**Problem to solve:**
In the listing below, find each line containing "Originator" and report it.

START Material for this task

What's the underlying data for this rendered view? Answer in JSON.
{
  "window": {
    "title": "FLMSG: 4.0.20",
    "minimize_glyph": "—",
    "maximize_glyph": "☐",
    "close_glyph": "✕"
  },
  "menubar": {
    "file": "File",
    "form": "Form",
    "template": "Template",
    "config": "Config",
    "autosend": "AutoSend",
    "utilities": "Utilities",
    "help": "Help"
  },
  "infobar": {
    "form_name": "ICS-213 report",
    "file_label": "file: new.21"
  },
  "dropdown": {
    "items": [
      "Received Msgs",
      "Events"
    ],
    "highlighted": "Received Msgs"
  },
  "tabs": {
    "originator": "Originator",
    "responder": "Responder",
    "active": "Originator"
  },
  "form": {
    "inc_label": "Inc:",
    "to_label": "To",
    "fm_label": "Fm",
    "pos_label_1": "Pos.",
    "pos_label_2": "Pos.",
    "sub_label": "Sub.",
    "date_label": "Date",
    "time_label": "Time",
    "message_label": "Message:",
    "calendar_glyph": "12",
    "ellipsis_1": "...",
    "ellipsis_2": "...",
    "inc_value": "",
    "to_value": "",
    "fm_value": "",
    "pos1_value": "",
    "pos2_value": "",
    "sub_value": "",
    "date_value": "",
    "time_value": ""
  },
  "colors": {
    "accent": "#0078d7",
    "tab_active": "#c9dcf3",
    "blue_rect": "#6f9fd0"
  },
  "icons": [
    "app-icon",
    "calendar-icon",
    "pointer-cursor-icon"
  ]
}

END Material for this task

**Answer area:**
    "originator": "Originator",
    "active": "Originator"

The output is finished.